Using ODE is quite involved. Not impossible, but it’ll take a while to get used to it and get it working.
I would steer clear of it for a first project.
As for OpenGL and DirectX. OpenGL is easier to learn but is harder to do harder things in. DirectX is hard to start with, but easier to do harder things with. [/quote:56b16d80ab]
I would agree with this.
I’d also add that opengl is more elegant in it’s simplicity and design – however, you get more for free with directX – for example, directx has a model file format (.X) which you can export to, etc.
Not that there aren’t equivalent openGL libraries for a lot of things, there are – but they come included with DX.
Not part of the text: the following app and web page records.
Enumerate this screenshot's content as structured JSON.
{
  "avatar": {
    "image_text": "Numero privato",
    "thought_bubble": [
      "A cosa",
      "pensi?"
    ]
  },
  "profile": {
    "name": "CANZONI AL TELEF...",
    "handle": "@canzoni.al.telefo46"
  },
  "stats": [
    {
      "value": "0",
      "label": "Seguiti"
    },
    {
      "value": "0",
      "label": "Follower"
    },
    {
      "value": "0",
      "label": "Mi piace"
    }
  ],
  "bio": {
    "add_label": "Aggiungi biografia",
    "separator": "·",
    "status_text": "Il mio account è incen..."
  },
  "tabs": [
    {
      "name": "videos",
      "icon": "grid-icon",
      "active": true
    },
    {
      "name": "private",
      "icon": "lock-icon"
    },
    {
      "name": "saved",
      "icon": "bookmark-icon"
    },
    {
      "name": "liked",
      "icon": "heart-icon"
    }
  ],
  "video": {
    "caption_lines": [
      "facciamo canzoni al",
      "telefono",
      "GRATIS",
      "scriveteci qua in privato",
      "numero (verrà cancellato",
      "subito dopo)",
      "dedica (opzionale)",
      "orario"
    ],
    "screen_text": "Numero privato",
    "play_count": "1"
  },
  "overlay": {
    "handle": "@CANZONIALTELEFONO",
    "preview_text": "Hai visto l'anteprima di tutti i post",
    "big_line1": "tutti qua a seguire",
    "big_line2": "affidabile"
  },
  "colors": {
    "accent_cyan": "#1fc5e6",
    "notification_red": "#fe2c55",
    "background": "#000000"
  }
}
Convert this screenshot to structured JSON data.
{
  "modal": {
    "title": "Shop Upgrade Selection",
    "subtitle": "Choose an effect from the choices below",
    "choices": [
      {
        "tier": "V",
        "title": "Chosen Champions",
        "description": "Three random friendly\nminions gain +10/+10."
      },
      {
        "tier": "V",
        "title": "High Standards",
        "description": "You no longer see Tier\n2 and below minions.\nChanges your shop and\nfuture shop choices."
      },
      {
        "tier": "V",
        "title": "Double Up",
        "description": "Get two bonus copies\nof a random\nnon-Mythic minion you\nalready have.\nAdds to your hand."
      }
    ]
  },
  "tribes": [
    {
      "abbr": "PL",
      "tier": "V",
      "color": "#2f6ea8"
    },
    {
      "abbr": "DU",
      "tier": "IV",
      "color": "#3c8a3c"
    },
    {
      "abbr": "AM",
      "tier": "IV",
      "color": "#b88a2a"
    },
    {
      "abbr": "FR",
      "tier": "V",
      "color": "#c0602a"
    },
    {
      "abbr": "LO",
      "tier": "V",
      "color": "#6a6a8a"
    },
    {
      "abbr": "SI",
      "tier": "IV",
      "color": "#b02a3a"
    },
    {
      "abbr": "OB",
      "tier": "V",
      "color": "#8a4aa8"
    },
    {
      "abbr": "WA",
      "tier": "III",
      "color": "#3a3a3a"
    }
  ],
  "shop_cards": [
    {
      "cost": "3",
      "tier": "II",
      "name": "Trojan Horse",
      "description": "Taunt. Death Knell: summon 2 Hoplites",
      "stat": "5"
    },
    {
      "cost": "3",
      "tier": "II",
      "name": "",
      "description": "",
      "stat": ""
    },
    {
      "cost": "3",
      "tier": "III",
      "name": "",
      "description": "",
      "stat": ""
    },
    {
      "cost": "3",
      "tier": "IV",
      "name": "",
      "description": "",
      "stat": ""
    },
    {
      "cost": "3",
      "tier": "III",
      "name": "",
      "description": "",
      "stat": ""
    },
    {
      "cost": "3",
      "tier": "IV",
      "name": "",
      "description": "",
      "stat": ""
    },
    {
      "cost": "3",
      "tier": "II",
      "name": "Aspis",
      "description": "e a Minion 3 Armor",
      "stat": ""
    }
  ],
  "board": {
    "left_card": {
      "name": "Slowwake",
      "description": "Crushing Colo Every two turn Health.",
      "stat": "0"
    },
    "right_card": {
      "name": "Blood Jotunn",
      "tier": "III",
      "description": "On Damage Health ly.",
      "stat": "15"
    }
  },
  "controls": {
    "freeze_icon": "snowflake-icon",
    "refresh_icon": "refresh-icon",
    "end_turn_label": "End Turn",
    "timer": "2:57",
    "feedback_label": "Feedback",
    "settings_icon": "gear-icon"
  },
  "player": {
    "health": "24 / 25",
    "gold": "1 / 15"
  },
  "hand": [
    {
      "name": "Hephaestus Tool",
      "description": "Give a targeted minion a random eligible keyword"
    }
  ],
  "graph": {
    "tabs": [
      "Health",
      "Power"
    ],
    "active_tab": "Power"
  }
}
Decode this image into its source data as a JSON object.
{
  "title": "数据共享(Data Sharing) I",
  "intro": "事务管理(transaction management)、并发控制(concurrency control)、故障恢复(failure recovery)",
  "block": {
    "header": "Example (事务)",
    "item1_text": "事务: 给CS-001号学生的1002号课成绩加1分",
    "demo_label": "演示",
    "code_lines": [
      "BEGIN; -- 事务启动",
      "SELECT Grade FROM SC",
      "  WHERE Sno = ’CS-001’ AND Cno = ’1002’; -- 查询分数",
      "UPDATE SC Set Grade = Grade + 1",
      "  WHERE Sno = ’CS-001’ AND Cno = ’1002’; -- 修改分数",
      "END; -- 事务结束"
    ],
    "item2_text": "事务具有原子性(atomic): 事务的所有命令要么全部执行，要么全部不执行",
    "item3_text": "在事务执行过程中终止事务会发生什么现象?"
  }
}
Still, Id recommend opengl as your graphics api of choice – lots of good tutorials on the web, nehe.gamedev.net for example.
I strongly recommend that for their first games project programmers implement something very very simple.
Tetris in 3d is probably the *most* complex you might want to tackle.
If you are interested in physics, then make Pong (or similar – put your own spin on it) in OpenGL.
This because I underestimate anyone’s programming skills – it’s just that thinking your way through the design, and then doing the implementation of a simple game will teach many of the concepts, and force you to solve many of the problems that are in advanced games, and you’ll learn a lot quicker with a more managable project.
Software engineering 101:
The project will take a lot longer to finish than you’d think.
I would recommend doing like pong, or maybe pool, but with 3d graphics – you’ll have to learn and deal with the 3d graphics fundamentals, the IO, and basic game architecture questions without having to deal with the complexity of a bigger project.
Use opengl – it’s easy to learn, I would recommend either Glut or SDL to handle your windowing concerns, and if your writing a simple game, like pong, you should write your own ‘physics’ routines as a basis for learning.
I estimate that if your learning you should be able to make Pool or Pong, with 3d graphics, in about 60+ hours, (depending on how much you understand what you do vs how much you hack).
There will also be some (frustrating) time you’ll spend assembling libraries and setting up your development environment.
Using a tutorial (for example nehe) as a code base will help cut down this time a lot.
Thats my take on things anyway, i’m no expert, but I’ve went through this process, and I hope this helps.
A lot of first game projects don’t finish due to over ambition – i’m not doubting anyone’s resolve, simply advising that that’s often the biggest risk to a first project.
You sound like you have a lot of programming experience, so that’s probably less of a worry! Best of luck :-)